(Component data from apps and pages)
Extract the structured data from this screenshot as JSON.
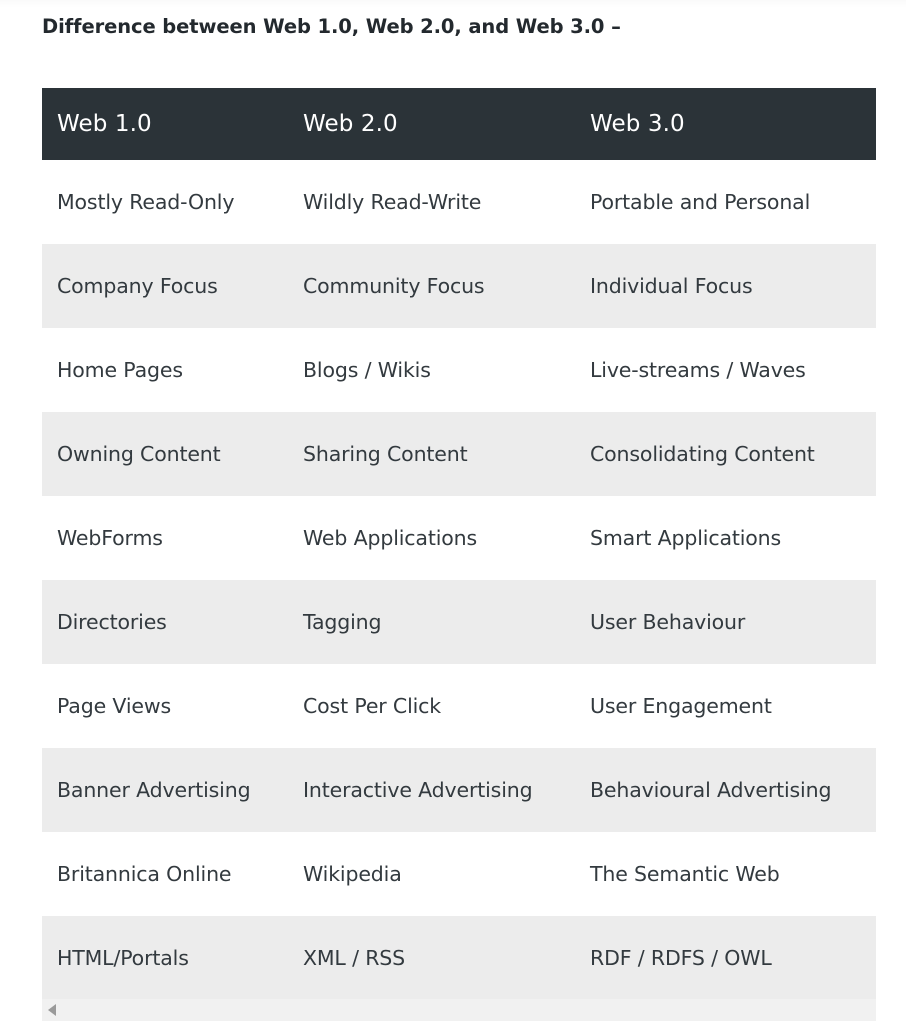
{
  "page": {
    "title": "Difference between Web 1.0, Web 2.0, and Web 3.0 –",
    "background_color": "#ffffff"
  },
  "colors": {
    "header_background": "#2b3338",
    "header_text": "#ffffff",
    "row_alt_background": "#ececec",
    "row_background": "#ffffff",
    "body_text": "#333a3f",
    "title_text": "#23292e",
    "scrollbar_track": "#f1f1f1",
    "scrollbar_arrow": "#9a9a9a"
  },
  "table": {
    "columns": [
      "Web 1.0",
      "Web 2.0",
      "Web 3.0"
    ],
    "rows": [
      [
        "Mostly Read-Only",
        "Wildly Read-Write",
        "Portable and Personal"
      ],
      [
        "Company Focus",
        "Community Focus",
        "Individual Focus"
      ],
      [
        "Home Pages",
        "Blogs / Wikis",
        "Live-streams / Waves"
      ],
      [
        "Owning Content",
        "Sharing Content",
        "Consolidating Content"
      ],
      [
        "WebForms",
        "Web Applications",
        "Smart Applications"
      ],
      [
        "Directories",
        "Tagging",
        "User Behaviour"
      ],
      [
        "Page Views",
        "Cost Per Click",
        "User Engagement"
      ],
      [
        "Banner Advertising",
        "Interactive Advertising",
        "Behavioural Advertising"
      ],
      [
        "Britannica Online",
        "Wikipedia",
        "The Semantic Web"
      ],
      [
        "HTML/Portals",
        "XML / RSS",
        "RDF / RDFS / OWL"
      ]
    ]
  },
  "scrollbar": {
    "orientation": "horizontal",
    "left_arrow_icon": "triangle-left-icon"
  }
}
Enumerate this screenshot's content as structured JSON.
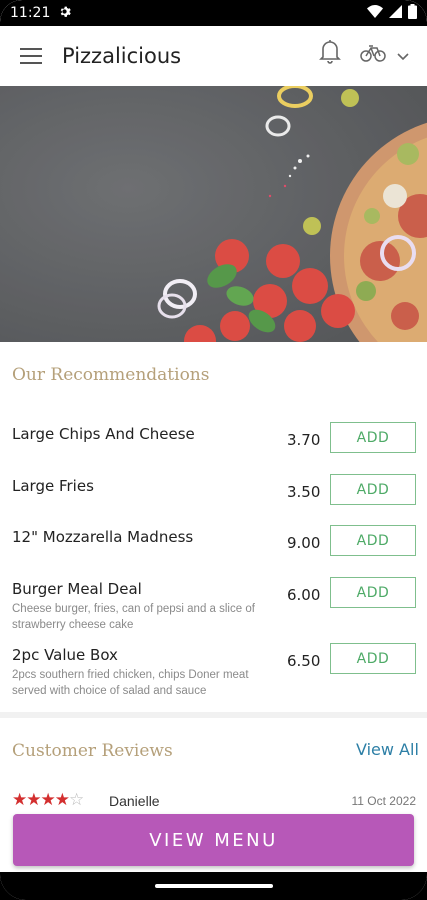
{
  "status_bar": {
    "time": "11:21"
  },
  "app_bar": {
    "title": "Pizzalicious"
  },
  "recommendations": {
    "title": "Our Recommendations",
    "items": [
      {
        "name": "Large Chips And Cheese",
        "description": "",
        "price": "3.70",
        "button": "ADD"
      },
      {
        "name": "Large Fries",
        "description": "",
        "price": "3.50",
        "button": "ADD"
      },
      {
        "name": "12\" Mozzarella Madness",
        "description": "",
        "price": "9.00",
        "button": "ADD"
      },
      {
        "name": "Burger Meal Deal",
        "description": "Cheese burger, fries, can of pepsi and a slice of strawberry cheese cake",
        "price": "6.00",
        "button": "ADD"
      },
      {
        "name": "2pc Value Box",
        "description": "2pcs southern fried chicken, chips Doner meat served with choice of salad and sauce",
        "price": "6.50",
        "button": "ADD"
      }
    ]
  },
  "reviews": {
    "title": "Customer Reviews",
    "view_all": "View All",
    "items": [
      {
        "reviewer": "Danielle",
        "date": "11 Oct 2022",
        "rating": 4,
        "max_rating": 5
      }
    ]
  },
  "view_menu_button": "VIEW MENU",
  "icons": [
    "settings-icon",
    "wifi-icon",
    "signal-icon",
    "battery-icon",
    "menu-icon",
    "bell-icon",
    "bicycle-icon",
    "chevron-down-icon",
    "star-icon"
  ],
  "colors": {
    "accent": "#b758b8",
    "add_green": "#4eaa67",
    "section_title": "#b5a07a",
    "link_blue": "#2d7fa6",
    "star_red": "#d32f2f"
  }
}
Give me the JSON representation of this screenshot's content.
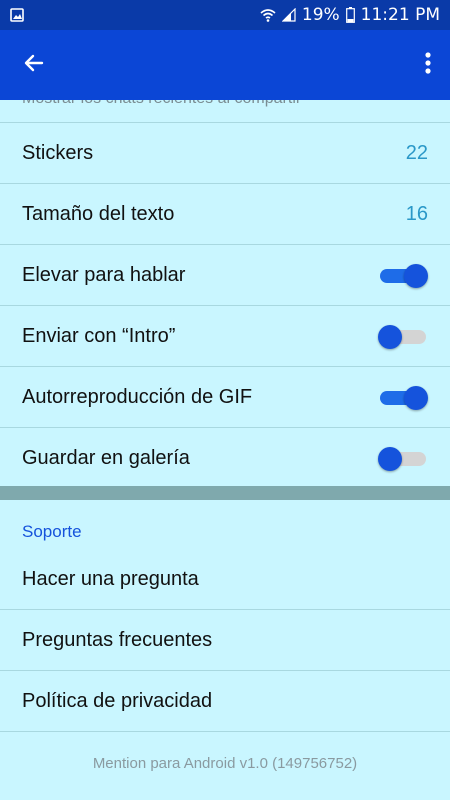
{
  "status_bar": {
    "left_icon": "image-icon",
    "battery": "19%",
    "time": "11:21 PM"
  },
  "app_bar": {
    "back_icon": "back-arrow-icon",
    "more_icon": "more-vert-icon"
  },
  "partial_item": {
    "label": "Mostrar los chats recientes al compartir"
  },
  "settings": [
    {
      "label": "Stickers",
      "value": "22"
    },
    {
      "label": "Tamaño del texto",
      "value": "16"
    },
    {
      "label": "Elevar para hablar",
      "toggle": true
    },
    {
      "label": "Enviar con “Intro”",
      "toggle": false
    },
    {
      "label": "Autorreproducción de GIF",
      "toggle": true
    },
    {
      "label": "Guardar en galería",
      "toggle": false
    }
  ],
  "support": {
    "header": "Soporte",
    "items": [
      {
        "label": "Hacer una pregunta"
      },
      {
        "label": "Preguntas frecuentes"
      },
      {
        "label": "Política de privacidad"
      }
    ]
  },
  "footer": {
    "version": "Mention para Android v1.0 (149756752)"
  },
  "colors": {
    "status_bar": "#0a3aa8",
    "app_bar": "#0b46d6",
    "background": "#c9f6ff",
    "accent": "#1553dc",
    "value_text": "#2a98c8"
  }
}
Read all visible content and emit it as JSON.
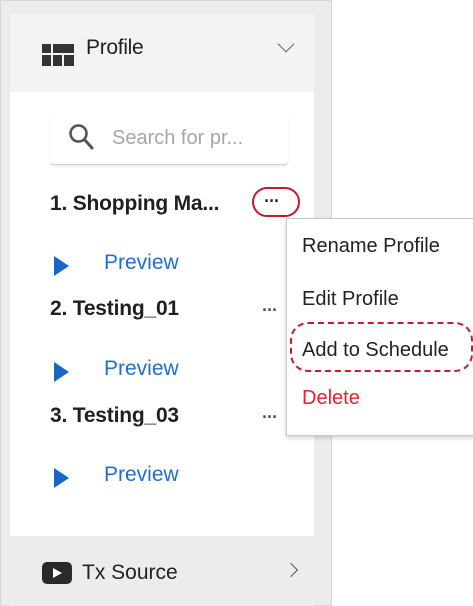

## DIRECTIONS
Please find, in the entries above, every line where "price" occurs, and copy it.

## SOLUTION BELOW
        "price": "3.70",
        "price": "3.50",
        "price": "9.00",
        "price": "6.00",
        "price": "6.50",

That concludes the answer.